Aim of the task:
Search the listing below, and show each line that includes the word "label".

Supplied records:
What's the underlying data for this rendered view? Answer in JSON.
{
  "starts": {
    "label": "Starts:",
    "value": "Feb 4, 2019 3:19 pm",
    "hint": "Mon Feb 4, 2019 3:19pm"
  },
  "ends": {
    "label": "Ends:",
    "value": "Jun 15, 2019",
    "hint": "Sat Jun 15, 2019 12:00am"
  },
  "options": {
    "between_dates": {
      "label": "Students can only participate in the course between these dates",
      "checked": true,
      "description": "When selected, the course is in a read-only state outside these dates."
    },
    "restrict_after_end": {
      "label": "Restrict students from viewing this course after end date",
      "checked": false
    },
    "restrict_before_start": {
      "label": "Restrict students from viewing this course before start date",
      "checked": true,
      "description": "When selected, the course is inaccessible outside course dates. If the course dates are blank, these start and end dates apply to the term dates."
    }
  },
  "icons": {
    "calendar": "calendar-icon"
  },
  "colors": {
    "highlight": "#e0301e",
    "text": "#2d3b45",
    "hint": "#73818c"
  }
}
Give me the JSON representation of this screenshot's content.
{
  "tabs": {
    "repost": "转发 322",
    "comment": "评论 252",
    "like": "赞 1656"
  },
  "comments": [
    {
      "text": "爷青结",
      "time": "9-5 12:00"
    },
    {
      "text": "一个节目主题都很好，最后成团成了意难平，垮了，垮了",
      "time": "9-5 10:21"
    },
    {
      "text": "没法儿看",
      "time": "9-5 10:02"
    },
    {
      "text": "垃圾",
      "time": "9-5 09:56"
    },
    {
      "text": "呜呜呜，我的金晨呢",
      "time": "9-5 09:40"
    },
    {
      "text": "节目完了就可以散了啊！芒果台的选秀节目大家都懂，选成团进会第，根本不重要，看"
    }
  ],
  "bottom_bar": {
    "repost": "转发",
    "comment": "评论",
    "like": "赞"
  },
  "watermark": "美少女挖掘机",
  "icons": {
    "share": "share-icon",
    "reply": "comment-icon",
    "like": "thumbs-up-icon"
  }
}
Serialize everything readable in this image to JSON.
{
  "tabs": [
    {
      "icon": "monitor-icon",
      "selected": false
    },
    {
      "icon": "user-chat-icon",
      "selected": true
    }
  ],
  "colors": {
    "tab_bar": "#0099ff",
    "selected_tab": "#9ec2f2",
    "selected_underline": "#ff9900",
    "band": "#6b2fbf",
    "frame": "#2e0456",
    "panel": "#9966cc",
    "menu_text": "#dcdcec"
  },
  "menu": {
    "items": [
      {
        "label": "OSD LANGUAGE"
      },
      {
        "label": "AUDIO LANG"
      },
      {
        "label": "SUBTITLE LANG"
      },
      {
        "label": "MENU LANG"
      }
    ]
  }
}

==

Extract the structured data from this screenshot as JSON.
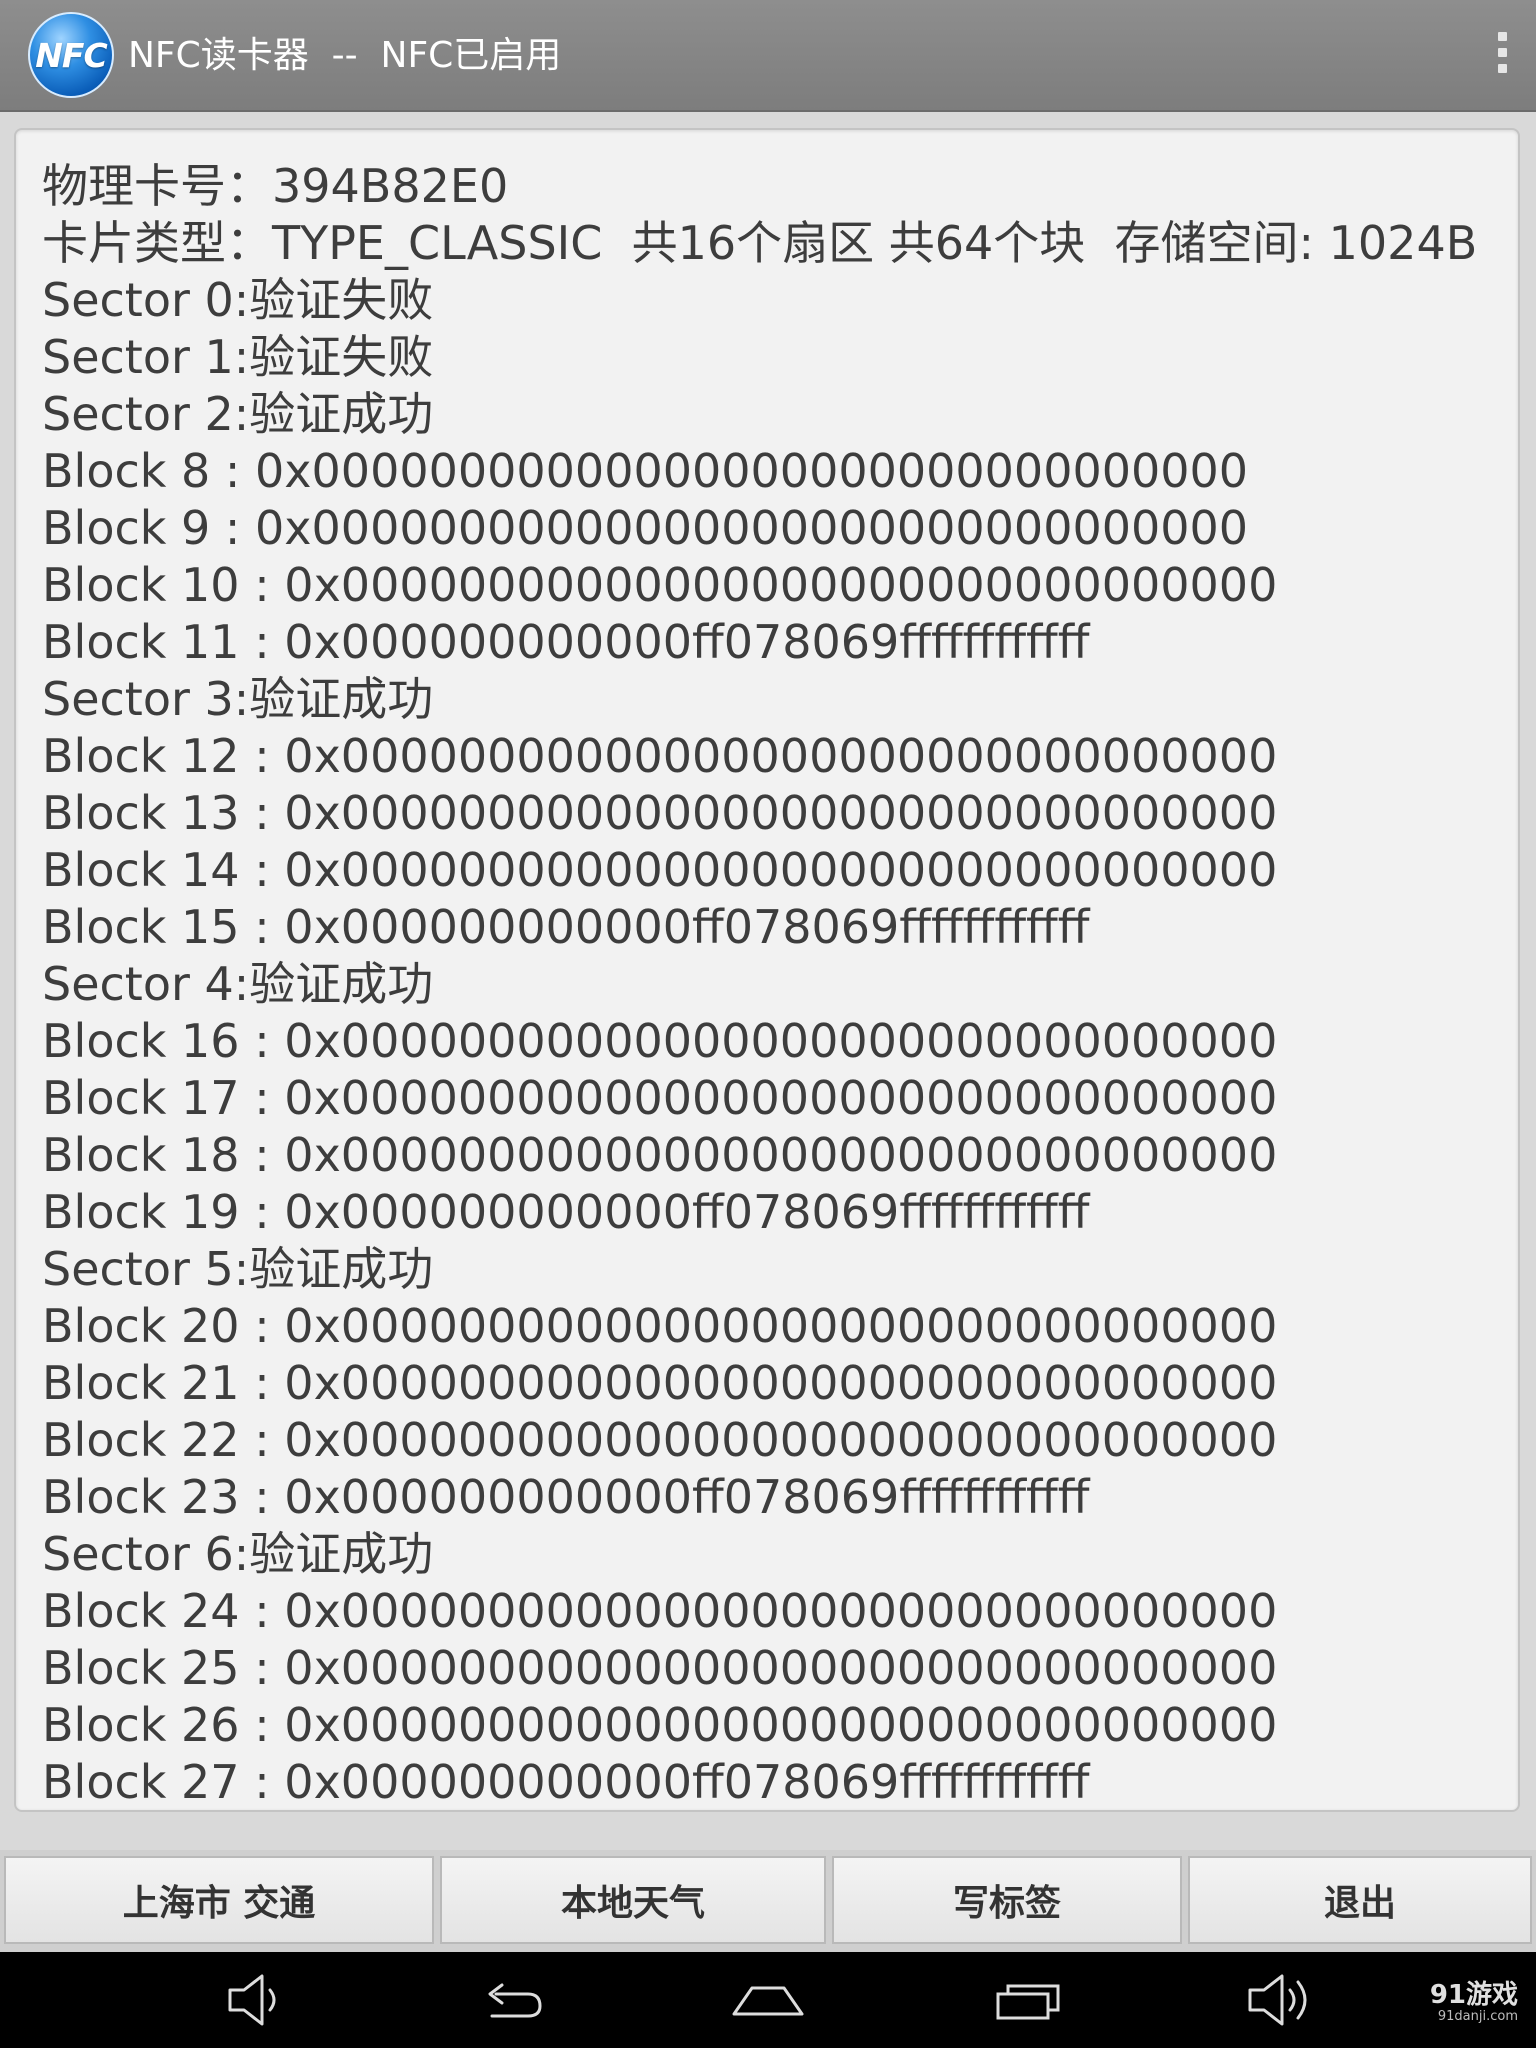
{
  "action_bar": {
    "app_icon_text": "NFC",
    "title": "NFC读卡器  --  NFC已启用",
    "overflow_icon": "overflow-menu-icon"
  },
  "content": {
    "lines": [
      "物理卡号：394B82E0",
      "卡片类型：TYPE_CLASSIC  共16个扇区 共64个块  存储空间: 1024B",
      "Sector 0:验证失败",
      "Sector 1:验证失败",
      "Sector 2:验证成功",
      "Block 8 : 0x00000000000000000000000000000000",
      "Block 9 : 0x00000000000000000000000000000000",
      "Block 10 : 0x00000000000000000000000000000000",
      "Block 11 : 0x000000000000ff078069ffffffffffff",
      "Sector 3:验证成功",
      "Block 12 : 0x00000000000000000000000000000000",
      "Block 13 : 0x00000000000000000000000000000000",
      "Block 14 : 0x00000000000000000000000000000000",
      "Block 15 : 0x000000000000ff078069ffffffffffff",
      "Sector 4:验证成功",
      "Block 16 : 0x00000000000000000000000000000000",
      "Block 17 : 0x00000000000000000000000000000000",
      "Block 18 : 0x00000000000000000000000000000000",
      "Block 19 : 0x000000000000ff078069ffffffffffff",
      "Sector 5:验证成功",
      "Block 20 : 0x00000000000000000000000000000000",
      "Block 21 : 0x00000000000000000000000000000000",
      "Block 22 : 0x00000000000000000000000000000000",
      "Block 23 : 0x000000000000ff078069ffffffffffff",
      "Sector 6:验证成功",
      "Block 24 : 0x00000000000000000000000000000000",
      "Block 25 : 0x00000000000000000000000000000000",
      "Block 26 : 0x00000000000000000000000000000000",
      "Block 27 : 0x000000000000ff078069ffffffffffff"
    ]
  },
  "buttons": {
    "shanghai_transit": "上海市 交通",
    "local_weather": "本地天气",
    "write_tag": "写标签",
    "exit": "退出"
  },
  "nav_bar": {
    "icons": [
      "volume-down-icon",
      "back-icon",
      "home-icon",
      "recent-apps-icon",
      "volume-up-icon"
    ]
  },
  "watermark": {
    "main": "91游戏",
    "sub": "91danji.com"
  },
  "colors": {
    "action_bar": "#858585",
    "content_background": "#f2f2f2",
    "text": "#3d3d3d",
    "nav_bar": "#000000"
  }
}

Answer to the exercise:
    "label": "Starts:",
    "label": "Ends:",
      "label": "Students can only participate in the course between these dates",
      "label": "Restrict students from viewing this course after end date",
      "label": "Restrict students from viewing this course before start date",
        "label": "OSD LANGUAGE"
        "label": "AUDIO LANG"
        "label": "SUBTITLE LANG"
        "label": "MENU LANG"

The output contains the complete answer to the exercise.